“How in the world do you provide quality care when you have an inexperienced or unqualified workforce; how do you obtain a qualified workforce when you’re paying them just above the living wage?” Robin says. 

Between March 2020 and March 2021, Alberta lost 20% of its ECE workforce, according to a report by the CBC (Dubois, 2021). An already dire staffing shortage was made worse by the COVID-19 pandemic and the lack of adequate support offered to ECEs, Robin says.

“I actually left the sector at one point and tried to be an insurance agent because you can make better money. But, I was miserable and I didn’t enjoy the job. So, I ended up returning to child care. But, I ended up spending a lot of time in the recreation sector because recreation will pay you more and has a more flexible schedule. I decided to go back to child care because I knew it was important for me to do this, to work as an ECE— I value this. I have the support of my family that I could afford to do this. If I was on my own, there is no way I could have gone back to being an ECE in child care because there is no way I could have supported my kids or myself.
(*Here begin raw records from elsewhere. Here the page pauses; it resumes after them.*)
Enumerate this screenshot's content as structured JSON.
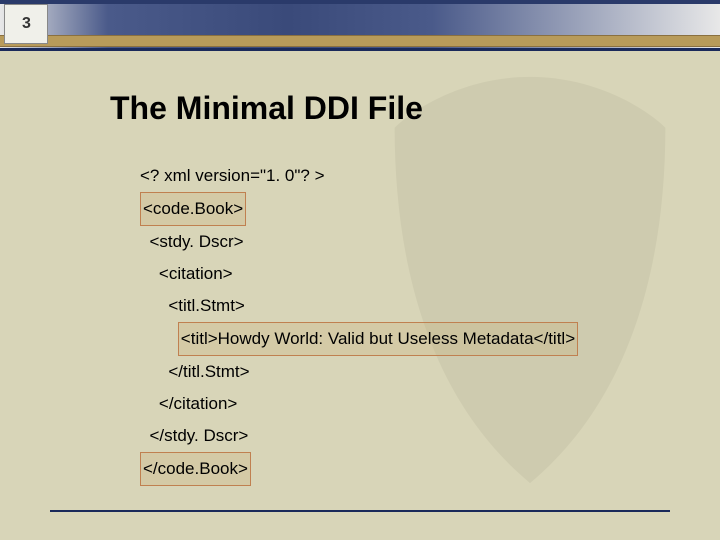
{
  "logo_text": "3",
  "title": "The Minimal DDI File",
  "lines": [
    {
      "indent": 0,
      "text": "<? xml version=\"1. 0\"? >",
      "highlight": false
    },
    {
      "indent": 0,
      "text": "<code.Book>",
      "highlight": true
    },
    {
      "indent": 1,
      "text": "<stdy. Dscr>",
      "highlight": false
    },
    {
      "indent": 2,
      "text": "<citation>",
      "highlight": false
    },
    {
      "indent": 3,
      "text": "<titl.Stmt>",
      "highlight": false
    },
    {
      "indent": 4,
      "text": "<titl>Howdy World: Valid but Useless Metadata</titl>",
      "highlight": true
    },
    {
      "indent": 3,
      "text": "</titl.Stmt>",
      "highlight": false
    },
    {
      "indent": 2,
      "text": "</citation>",
      "highlight": false
    },
    {
      "indent": 1,
      "text": "</stdy. Dscr>",
      "highlight": false
    },
    {
      "indent": 0,
      "text": "</code.Book>",
      "highlight": true
    }
  ]
}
If I’m being honest, I probably couldn’t support just myself on my wage,” Robins says.

Robin says a proper provincial wage scale reflecting the real value of the work performed by ECEs would be a good first step to addressing the low compensation that plagues the sector. 

In Alberta, ECEs may be certified as Level 1, 2, or 3 depending on their educational qualifications. Robin says the rates of pay for the different levels must be set in consultation with those who work in the sector and it must compensate ECEs for both qualifications and years of experience, similar to how elementary teachers are compensated. 

“Benefit packages must also be offered,” Robin says. “Most ECEs have no health benefits and pensions are almost non-existent.” 

Robin does not believe that Premier Jason Kenney or Education Minister Rebecca Schulz understand why ECE’s must be qualified, nor do they appreciate the value of the work ECEs perform.

“They need to talk to front-line ECEs about their working conditions and what they need. They can’t build a sustainable, quality system of early learning and child care without better understanding the situation,” says Robin. 

The situation is at a breaking point with immense pressure being placed upon those who remain, exacerbated further by the COVID-19 pandemic, says Robin.

“My centre, like all other centres, requires ECEs to perform additional cleaning duties. Especially in a Covid climate, you have to complete these duties in addition to your regular work with children in order to maintain the required program educator:child ratios.” says Robin. 

“No additional staff support is offered for this usually, the entire daycare team has non child related duties. ECEs are just expected to manage. And this is the problem— ECEs have been expected to manage on their own for far too long,” she explains.

Robin urges policy makers to act quickly to address the workforce challenges as they build the much-needed Canada-wide system of early learning and child care that includes recognizing ECEs as the qualified professionals that they are. 

“I want to be on the floor with the children. I don’t want to be forced to take another position for a higher wage. This is how you lose passionate ECEs.”